Digs Go Digital

If you’ve ever wanted to volunteer on an archaeological dig, our annual guide to excavations has all the info you need to find a dig that’s right for you. And when it comes time to pack for your trip, don’t forget your hat, sunscreen, work gloves—and your...Read more ›

Megiddo, Israel

Armageddon: Even better the second time around!

I had wished for this summer to come ever since the last day of the 2006 season at Tel Megiddo, when I fell in love with archaeology and decided that I had found a path for my future. Everything about my experience two years ago—the expert training,...Read more ›

Tel Dor, Israel

Making an archaeologist out of me

“Get tough or die,” as Dor veteran Merrill likes to say, is the best way to describe my first day working in Area D5 at the new Tel Dor expedition. At the start of the dig, we all naively thought we were going to be able to...Read more ›

Newly Discovered: A Fortified City from King David’s Time

Answers—and questions—at Khirbet Qeiyafa

Yossi Garfinkel has gone Biblical. After years of laboring in the pleasant orchards of prehistory, Yossi decided he needed a new and different site.
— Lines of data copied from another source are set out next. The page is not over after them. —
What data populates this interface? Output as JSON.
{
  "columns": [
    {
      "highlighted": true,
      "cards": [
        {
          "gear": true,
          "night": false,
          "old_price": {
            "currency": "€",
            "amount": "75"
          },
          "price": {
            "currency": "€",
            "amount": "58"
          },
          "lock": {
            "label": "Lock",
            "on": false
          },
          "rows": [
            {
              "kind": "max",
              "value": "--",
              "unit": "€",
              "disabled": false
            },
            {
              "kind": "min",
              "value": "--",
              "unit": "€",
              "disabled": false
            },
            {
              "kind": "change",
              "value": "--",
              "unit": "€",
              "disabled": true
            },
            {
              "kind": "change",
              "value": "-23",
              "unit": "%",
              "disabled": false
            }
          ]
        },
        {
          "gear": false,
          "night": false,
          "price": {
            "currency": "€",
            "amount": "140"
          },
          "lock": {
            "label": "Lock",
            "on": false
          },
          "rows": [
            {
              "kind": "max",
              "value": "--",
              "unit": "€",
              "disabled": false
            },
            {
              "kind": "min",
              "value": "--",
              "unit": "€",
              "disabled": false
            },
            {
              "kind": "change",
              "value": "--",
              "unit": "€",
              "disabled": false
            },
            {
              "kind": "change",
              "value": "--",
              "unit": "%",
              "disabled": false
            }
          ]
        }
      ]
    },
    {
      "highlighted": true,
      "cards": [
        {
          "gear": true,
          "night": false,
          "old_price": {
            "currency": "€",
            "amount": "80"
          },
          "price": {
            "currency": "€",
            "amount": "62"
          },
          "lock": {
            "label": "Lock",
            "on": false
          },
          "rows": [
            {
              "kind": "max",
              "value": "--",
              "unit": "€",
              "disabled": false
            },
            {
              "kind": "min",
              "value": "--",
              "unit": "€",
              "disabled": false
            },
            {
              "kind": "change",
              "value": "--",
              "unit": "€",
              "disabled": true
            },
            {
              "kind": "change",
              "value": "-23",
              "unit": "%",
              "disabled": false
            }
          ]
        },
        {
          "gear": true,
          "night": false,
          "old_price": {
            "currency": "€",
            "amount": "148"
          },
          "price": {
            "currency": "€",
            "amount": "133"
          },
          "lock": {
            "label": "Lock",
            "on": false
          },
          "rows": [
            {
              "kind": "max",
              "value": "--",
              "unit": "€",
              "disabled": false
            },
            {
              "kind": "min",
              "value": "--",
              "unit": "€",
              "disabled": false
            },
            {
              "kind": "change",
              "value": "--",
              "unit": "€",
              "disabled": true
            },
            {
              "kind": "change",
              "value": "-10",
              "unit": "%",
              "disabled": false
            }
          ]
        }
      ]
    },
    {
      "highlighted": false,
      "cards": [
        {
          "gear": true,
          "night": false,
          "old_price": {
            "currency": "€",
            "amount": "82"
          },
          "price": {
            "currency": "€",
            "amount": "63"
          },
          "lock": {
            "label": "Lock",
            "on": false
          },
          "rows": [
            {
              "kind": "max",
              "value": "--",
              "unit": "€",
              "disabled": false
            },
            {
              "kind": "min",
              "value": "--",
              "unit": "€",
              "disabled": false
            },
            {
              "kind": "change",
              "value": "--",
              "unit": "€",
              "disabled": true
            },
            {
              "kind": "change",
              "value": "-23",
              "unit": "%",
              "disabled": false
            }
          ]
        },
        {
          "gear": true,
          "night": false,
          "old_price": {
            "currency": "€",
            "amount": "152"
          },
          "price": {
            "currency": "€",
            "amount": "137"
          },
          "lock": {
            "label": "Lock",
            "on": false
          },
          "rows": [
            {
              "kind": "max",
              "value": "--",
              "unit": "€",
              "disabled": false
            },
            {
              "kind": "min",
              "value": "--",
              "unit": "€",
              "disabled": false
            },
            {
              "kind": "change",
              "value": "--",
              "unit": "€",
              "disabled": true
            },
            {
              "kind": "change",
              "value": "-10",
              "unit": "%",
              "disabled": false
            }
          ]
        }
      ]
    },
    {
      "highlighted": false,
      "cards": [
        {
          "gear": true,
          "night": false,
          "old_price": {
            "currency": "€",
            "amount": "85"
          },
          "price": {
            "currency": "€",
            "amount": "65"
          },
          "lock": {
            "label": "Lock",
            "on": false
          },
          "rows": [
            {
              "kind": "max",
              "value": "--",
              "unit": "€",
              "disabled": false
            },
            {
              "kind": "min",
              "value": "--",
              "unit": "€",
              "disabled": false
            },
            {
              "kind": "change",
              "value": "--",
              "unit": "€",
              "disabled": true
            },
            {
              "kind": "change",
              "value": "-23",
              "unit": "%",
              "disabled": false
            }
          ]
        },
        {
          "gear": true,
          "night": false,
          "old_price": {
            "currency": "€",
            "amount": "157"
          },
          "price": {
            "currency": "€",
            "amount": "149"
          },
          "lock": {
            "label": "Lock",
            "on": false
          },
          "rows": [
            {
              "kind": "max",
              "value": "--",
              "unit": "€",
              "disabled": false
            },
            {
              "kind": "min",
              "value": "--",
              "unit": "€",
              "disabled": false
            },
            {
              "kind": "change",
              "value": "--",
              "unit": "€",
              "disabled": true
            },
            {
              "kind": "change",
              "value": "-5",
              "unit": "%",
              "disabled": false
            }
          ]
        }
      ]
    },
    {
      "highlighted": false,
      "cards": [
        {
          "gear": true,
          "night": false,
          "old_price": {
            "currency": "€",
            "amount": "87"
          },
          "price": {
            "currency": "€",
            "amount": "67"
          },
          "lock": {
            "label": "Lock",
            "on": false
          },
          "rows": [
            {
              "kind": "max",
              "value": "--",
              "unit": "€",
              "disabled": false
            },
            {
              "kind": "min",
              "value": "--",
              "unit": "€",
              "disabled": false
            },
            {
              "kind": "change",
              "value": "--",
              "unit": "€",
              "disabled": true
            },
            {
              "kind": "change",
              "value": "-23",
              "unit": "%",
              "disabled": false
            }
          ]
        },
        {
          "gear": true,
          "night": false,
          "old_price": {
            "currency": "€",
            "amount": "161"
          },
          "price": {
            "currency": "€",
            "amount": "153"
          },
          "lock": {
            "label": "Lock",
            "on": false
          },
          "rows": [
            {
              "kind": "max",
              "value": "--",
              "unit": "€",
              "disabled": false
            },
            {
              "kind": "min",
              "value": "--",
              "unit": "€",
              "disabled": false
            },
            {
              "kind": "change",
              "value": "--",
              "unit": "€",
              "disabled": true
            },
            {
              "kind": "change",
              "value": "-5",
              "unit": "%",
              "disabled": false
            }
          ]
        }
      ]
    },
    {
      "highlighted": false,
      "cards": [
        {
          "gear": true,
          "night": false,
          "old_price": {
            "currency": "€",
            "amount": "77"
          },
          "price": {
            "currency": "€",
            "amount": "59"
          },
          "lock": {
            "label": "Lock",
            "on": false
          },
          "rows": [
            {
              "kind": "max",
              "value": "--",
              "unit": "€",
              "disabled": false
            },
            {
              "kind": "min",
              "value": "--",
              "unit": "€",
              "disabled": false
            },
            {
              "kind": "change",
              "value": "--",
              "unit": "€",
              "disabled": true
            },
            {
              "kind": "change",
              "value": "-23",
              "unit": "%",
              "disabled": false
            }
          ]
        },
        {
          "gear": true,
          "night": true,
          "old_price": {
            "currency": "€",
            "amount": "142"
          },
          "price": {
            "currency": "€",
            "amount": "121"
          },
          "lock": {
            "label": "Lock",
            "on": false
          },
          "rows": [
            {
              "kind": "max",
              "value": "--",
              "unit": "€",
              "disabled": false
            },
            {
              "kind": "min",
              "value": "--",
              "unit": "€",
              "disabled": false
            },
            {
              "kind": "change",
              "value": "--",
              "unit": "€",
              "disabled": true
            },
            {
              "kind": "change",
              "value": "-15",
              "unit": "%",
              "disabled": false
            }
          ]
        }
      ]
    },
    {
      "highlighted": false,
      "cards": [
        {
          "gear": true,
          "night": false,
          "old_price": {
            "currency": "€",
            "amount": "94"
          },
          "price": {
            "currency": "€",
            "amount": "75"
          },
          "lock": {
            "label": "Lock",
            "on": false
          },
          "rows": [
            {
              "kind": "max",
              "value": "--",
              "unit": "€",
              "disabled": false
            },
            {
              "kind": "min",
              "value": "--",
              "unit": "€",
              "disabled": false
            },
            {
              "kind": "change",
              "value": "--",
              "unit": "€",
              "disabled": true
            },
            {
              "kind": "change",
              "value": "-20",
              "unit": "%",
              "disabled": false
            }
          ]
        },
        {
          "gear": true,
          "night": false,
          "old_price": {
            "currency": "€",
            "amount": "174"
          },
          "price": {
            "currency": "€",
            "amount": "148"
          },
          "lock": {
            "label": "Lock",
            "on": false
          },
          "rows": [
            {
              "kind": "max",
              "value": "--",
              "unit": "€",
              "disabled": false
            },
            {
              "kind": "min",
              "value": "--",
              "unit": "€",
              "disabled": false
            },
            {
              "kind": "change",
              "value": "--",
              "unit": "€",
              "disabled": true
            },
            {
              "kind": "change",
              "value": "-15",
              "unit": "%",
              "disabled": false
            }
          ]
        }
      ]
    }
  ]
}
The voluptuous (not to say zaftig) middle-aged goddesses of Sha’ar ha-Golan (a site about a mile south of the Sea of Galilee in...Read more ›
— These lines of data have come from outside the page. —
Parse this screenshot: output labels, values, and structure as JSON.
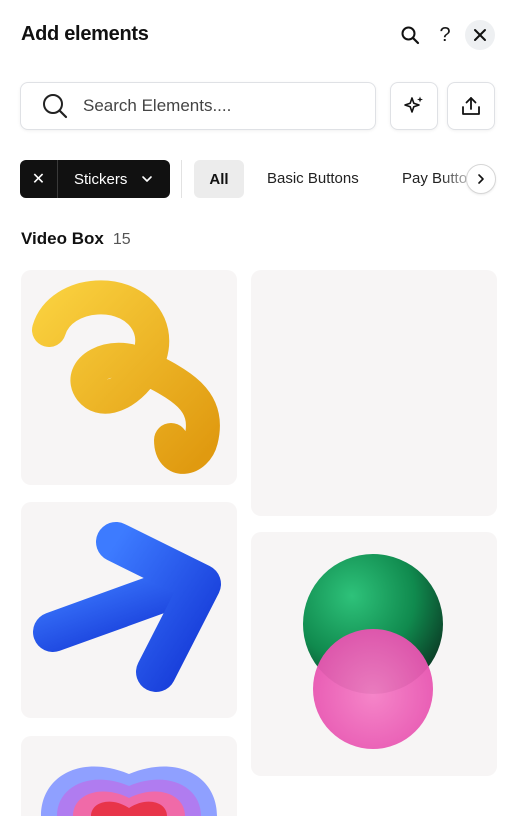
{
  "header": {
    "title": "Add elements",
    "search_icon": "search-icon",
    "help_label": "?",
    "close_icon": "close-icon"
  },
  "search": {
    "placeholder": "Search Elements....",
    "value": ""
  },
  "toolbar": {
    "ai_icon": "sparkle-icon",
    "upload_icon": "upload-icon"
  },
  "filters": {
    "active_filter": {
      "remove_label": "✕",
      "label": "Stickers"
    },
    "chips": [
      {
        "label": "All",
        "selected": true
      },
      {
        "label": "Basic Buttons",
        "selected": false
      },
      {
        "label": "Pay Buttons",
        "selected": false
      }
    ],
    "next_icon": "chevron-right-icon"
  },
  "section": {
    "title": "Video Box",
    "count": "15"
  },
  "items": [
    {
      "name": "yellow-squiggle-sticker",
      "color": "#f2b51f"
    },
    {
      "name": "empty-placeholder",
      "color": "#f7f5f5"
    },
    {
      "name": "blue-arrow-sticker",
      "color": "#1f5bf0"
    },
    {
      "name": "green-pink-spheres-sticker",
      "color": "#1a9a5c"
    },
    {
      "name": "rainbow-heart-sticker",
      "color": "#7c6cf0"
    }
  ]
}
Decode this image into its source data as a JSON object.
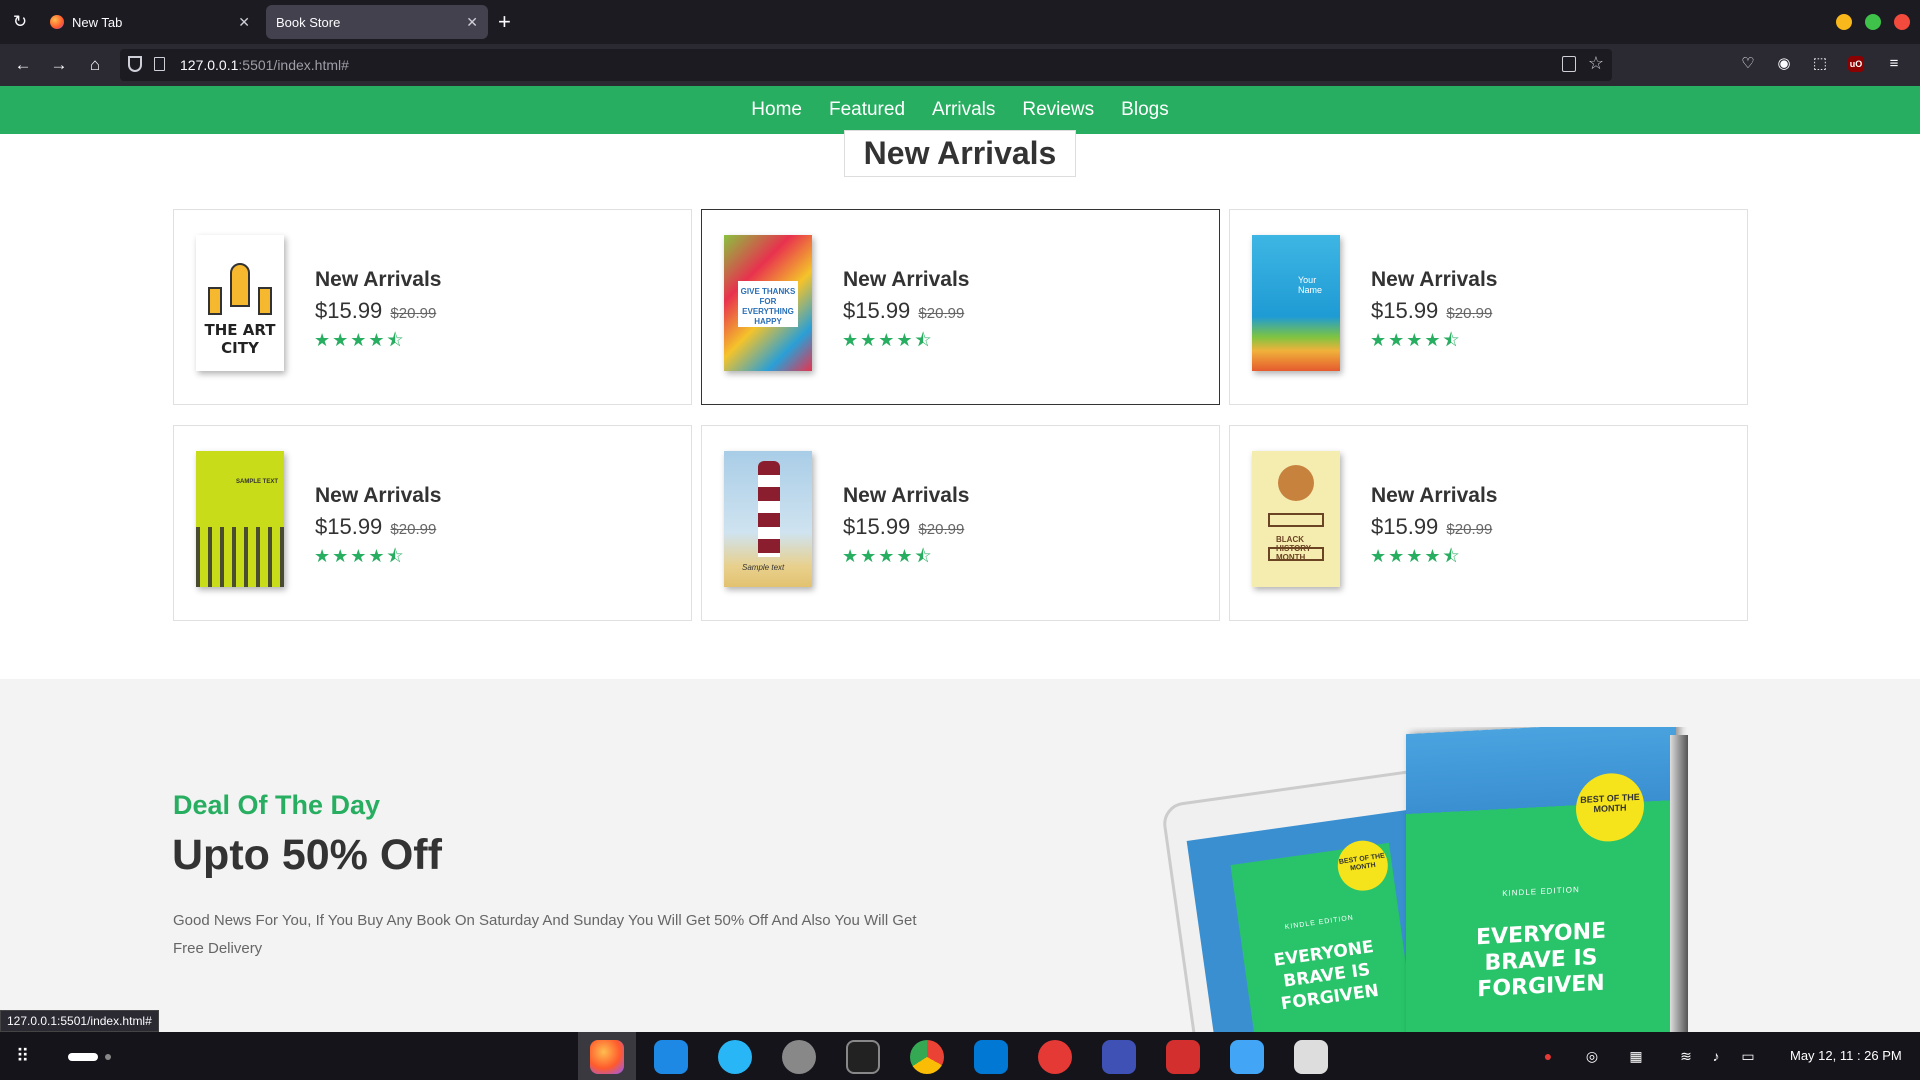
{
  "browser": {
    "tabs": [
      {
        "label": "New Tab"
      },
      {
        "label": "Book Store"
      }
    ],
    "url_host": "127.0.0.1",
    "url_rest": ":5501/index.html#",
    "status_link": "127.0.0.1:5501/index.html#"
  },
  "site_nav": {
    "items": [
      "Home",
      "Featured",
      "Arrivals",
      "Reviews",
      "Blogs"
    ]
  },
  "arrivals": {
    "heading": "New Arrivals",
    "cards": [
      {
        "name": "New Arrivals",
        "price": "$15.99",
        "old_price": "$20.99",
        "rating": 4.5,
        "cover_text": "THE ART CITY"
      },
      {
        "name": "New Arrivals",
        "price": "$15.99",
        "old_price": "$20.99",
        "rating": 4.5,
        "cover_text": "GIVE THANKS FOR EVERYTHING HAPPY"
      },
      {
        "name": "New Arrivals",
        "price": "$15.99",
        "old_price": "$20.99",
        "rating": 4.5,
        "cover_text": "Your Name"
      },
      {
        "name": "New Arrivals",
        "price": "$15.99",
        "old_price": "$20.99",
        "rating": 4.5,
        "cover_text": "SAMPLE TEXT"
      },
      {
        "name": "New Arrivals",
        "price": "$15.99",
        "old_price": "$20.99",
        "rating": 4.5,
        "cover_text": "Sample text"
      },
      {
        "name": "New Arrivals",
        "price": "$15.99",
        "old_price": "$20.99",
        "rating": 4.5,
        "cover_text": "BLACK HISTORY MONTH"
      }
    ]
  },
  "deal": {
    "kicker": "Deal Of The Day",
    "title": "Upto 50% Off",
    "text": "Good News For You, If You Buy Any Book On Saturday And Sunday You Will Get 50% Off And Also You Will Get Free Delivery",
    "book_badge": "BEST OF THE MONTH",
    "book_edition": "KINDLE EDITION",
    "book_title": "EVERYONE BRAVE IS FORGIVEN"
  },
  "taskbar": {
    "clock": "May 12, 11 : 26 PM"
  },
  "colors": {
    "accent": "#27ae60",
    "chrome_dark": "#1c1b22"
  }
}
Where Is It in the Bible?

Professor Nadav Na’aman has suggested that Khirbet Qeiyafa should be identified with the Biblical site of Gov, which was the location of two battles between the Philistines and the Israelites (2 Samuel 21:18–19), but following Anson Rainey’s suggestion, Garfinkel believes that it is Sha’arayim...Read more ›
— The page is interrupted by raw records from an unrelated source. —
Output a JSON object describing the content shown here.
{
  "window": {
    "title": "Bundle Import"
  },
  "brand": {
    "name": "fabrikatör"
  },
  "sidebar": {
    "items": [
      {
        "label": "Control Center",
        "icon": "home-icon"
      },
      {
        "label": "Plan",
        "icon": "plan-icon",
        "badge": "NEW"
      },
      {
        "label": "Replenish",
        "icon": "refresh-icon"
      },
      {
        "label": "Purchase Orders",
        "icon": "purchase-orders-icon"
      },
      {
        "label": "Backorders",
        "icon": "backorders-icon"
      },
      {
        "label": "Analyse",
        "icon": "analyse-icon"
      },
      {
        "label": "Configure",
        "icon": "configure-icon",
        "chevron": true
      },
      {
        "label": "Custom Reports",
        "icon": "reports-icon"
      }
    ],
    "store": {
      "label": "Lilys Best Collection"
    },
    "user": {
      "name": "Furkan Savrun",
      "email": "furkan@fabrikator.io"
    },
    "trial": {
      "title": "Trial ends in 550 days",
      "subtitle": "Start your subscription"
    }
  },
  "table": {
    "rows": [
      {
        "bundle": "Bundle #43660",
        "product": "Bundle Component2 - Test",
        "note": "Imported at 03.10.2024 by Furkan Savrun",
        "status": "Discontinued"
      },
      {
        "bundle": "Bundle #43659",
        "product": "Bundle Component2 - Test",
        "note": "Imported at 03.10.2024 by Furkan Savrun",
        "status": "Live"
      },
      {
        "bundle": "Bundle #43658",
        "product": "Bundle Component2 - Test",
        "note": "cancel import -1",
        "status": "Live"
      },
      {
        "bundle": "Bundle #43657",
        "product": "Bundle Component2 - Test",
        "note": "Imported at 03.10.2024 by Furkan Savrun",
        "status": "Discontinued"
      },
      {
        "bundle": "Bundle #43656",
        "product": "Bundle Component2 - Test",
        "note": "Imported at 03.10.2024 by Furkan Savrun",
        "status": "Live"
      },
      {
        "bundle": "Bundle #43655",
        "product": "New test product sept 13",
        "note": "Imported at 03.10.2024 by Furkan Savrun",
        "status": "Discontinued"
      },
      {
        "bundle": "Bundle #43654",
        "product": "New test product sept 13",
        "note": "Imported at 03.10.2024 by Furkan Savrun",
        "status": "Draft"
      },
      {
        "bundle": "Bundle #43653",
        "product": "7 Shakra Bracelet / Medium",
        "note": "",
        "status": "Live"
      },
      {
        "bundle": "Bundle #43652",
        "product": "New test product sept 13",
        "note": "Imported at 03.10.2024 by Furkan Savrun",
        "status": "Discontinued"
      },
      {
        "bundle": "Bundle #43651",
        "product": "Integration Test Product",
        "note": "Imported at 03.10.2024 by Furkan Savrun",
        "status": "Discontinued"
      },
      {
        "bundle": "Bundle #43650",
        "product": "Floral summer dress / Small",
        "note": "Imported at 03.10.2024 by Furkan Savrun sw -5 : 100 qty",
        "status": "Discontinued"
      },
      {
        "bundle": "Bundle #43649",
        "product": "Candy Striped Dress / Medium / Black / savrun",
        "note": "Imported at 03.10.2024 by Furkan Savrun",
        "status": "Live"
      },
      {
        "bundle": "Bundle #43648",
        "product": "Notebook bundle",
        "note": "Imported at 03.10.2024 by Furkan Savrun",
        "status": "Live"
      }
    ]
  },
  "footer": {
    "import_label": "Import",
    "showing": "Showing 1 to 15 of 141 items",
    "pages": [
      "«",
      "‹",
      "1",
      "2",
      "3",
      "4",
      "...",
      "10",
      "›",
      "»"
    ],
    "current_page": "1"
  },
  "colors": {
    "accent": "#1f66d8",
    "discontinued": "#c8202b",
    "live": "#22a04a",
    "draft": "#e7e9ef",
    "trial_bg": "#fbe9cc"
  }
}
A New Reconstruction of Paul’s Prison

Herod’s Antonia fortress

The Antonia, the palace/fortress lavishly described by the ancient Jewish historian Josephus at the northwest corner of the Herodian Temple Mount, is not mentioned by name in the New Testament. For a long time, however, it was thought to be the “praetorium” where Pilate...Read more ›

A Look Inside the Antonia

The Antonia was almost a square building, approximately 86 meters (280 ft) on a side, with four towers, one on each corner. In my proposed reconstruction, the towers project slightly beyond the basic square. Three of the towers are 19 meters (62 ft) square and the fourth,...Read more ›

The Trowel vs. the Text

How the Amarna letters challenge archaeology

“What would we ever do without the Amarna tablets?” asks the text scholar. “Oh, yeah?” replies the field archaeologist. “What would we ever do without the corrective of our excavated sites?” “Corrective?” says the text scholar. “Who needs the corrective, you or me?” And that, as they...Read more ›

Twins: A Dangerous Pregnancy

To the woman he said, “I will make most severe Your pangs in childbearing; In pain shall you bear children.” (Genesis 3:16) Bearing twins can be especially painful—and dangerous. The vulnerability of a twin pregnancy and the anxiety it could cause is vividly reflected...Read more ›

Past Perfect: Itching to Sojourn in Tiberias

Alexander William Kinglake (1809–1891) was born in Somerset, England. He practiced law and served 11 years in the House of Commons, but his wealth and position in society led to a desire to travel abroad. He toured the Levant in 1844. Kinglake’s account of that journey, Eothen...Read more ›